Such as the legions of screaming girls. Bieber tells Robinson that he knows girls scream for him because he’s Justin Bieber, but he thinks they might also scream for him because he’s cute. “Not trying to be arrogant, but if I walked down the street and a girl saw me, she might take a look back because maybe I’m good-looking, right?”
Bieber admits to Robinson that he’s O.K. with having a predominantly female fan base. “For younger guys, it’s like [they think] they’re not cool if they come to my concert. That’ll [change], I think; it’ll happen, maybe when I’m 18. But meanwhile all their girlfriends are coming to watch me.”
Bieber is also aware that despite his success not everyone will be his biggest fan. “Of course, I think that people are just waiting for that time when I make a mistake and they’re gonna jump on it….There’s gonna be haters,” Bieber tells Robinson. “I know I’m not going to make a life-changing bad decision, as some people have. I’ve seen it happen too many times. I could be my own worst enemy, but I don’t want to mess this up.”

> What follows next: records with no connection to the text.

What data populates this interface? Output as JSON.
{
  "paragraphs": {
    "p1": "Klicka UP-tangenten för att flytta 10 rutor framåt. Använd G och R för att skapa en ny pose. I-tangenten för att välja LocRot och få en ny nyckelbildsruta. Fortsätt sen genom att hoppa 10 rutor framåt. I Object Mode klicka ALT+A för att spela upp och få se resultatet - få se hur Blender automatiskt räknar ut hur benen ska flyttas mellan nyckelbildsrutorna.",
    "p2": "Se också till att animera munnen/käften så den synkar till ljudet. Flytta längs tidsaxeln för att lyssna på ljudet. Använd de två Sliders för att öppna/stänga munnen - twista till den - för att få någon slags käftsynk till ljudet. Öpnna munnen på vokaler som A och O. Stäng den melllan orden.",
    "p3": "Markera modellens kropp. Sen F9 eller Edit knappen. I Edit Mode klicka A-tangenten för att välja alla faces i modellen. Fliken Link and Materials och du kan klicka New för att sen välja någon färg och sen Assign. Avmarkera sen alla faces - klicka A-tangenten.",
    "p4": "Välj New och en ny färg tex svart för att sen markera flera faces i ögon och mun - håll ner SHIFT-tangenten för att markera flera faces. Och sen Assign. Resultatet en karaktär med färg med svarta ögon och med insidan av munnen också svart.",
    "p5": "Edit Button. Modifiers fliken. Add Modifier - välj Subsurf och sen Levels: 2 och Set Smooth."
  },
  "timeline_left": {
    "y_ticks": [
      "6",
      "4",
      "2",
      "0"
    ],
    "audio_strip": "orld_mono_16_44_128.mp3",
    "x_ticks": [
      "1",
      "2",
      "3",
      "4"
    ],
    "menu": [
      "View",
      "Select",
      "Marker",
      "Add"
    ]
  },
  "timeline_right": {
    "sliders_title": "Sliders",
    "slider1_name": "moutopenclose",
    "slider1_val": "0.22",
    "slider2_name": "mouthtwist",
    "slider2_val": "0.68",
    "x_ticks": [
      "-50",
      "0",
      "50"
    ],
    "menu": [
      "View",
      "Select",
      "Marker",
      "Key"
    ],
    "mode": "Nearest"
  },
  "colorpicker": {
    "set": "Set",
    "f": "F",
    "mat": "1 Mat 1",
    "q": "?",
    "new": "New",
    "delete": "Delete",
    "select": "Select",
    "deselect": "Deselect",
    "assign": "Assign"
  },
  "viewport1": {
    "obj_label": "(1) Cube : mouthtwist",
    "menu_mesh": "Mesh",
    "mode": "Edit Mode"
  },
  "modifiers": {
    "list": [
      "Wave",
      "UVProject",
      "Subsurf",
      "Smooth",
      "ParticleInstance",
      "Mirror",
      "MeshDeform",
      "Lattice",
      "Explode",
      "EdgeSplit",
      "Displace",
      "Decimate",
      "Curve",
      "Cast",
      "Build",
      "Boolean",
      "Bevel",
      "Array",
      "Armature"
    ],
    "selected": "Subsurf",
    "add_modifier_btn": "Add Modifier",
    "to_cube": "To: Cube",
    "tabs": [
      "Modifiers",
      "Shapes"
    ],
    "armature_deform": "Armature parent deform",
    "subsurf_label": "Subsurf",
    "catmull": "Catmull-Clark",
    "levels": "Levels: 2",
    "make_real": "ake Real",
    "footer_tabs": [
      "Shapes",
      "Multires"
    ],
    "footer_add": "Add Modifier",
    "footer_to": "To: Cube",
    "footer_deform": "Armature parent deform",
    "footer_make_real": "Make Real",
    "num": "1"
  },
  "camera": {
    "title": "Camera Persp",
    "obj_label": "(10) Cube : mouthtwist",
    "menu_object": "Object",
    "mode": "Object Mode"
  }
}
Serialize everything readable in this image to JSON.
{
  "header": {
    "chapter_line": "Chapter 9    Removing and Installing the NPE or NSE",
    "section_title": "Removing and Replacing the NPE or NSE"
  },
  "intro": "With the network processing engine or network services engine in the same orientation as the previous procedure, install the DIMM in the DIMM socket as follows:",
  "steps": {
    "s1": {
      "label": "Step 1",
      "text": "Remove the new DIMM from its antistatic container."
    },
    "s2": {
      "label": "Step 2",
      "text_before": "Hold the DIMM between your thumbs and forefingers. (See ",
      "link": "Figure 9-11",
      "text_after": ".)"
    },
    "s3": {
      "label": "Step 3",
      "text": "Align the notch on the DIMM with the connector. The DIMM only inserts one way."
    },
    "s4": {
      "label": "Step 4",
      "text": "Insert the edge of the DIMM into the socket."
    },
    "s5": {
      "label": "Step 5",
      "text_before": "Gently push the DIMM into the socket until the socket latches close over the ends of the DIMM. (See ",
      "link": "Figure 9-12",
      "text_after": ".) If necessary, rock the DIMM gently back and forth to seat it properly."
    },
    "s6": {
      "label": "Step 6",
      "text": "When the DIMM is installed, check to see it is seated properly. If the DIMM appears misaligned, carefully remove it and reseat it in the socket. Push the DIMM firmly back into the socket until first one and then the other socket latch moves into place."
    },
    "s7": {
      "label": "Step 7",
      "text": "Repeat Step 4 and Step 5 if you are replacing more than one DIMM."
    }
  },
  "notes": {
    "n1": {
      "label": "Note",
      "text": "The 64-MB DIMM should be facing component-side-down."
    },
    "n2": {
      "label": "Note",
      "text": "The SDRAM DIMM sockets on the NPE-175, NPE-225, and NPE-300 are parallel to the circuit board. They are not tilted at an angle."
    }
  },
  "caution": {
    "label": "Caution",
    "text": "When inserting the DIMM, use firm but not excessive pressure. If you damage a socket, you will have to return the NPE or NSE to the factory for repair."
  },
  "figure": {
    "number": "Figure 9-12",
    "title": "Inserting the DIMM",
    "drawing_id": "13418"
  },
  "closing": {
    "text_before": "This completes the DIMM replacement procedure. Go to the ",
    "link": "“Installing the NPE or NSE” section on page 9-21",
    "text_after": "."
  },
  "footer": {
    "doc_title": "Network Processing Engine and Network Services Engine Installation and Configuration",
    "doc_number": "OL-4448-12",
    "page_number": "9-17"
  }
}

Robinson talks to Bieber’s mom, Pattie Mallette, about her son’s start as an Internet sensation. “I put up a little video on YouTube [under the name “kidrauhl”] for Grandma and some relatives to see, and the next thing we knew, all these strangers were clicking onto it, probably because they recognized the song.” Then, Mallette recalls, “it was ‘Oh look, honey, you have a hundred views.’ Then ‘Oh wow, a thousand views.’… Next thing we knew, thousands and thousands of views. But it never once occurred to me that there would be a music career out of this.”
Mallette also tells Robinson that, after a personal encounter with God, she believes that she and Justin have been put on earth to bring light and inspiration to the world. But Mallette is wary of show business and its potential consequences: “We don’t have yes-men around him. I don’t want him being a diva.”
Robinson also speaks with Bieber’s close friend and mentor, A-list musician Usher. “You could immediately tell that this [was] a kid who has style—he’s a hip kid,” Usher says of Bieber, who he says is like his “little brother.” “It was the antithesis of Disney and Nickelodeon.” A supporter from the beginning, Usher brought Bieber to Island/Def Jam executive L. A. Reid. “I knew what L.A. was gonna do—the same thing he did to me. Let’s bring in employees and we want to see how he reacts to women.”
“I see myself just growing. I didn’t know that any of this was really possible,” Bieber tells Robinson of his future. “I grew up in a really small town with not a lot of money, and I liked singing, but it was just something that was a hobby. As I get into it more, I want to grow as an artist, as an entertainer, and basically perfect my craft. I want to be the best that I can be.”
He’s not the only one who didn’t see his fame coming. When asked if he ever envisioned this level of fame for his grandson, Bieber’s grandfather Bruce Dale responds, “No. Never. He was supposed to be a hockey player.”
The February issue of Vanity Fair is available on newsstands in New York and L.A. on Thursday, January 6, and nationally and on the iPad on Tuesday, January 11.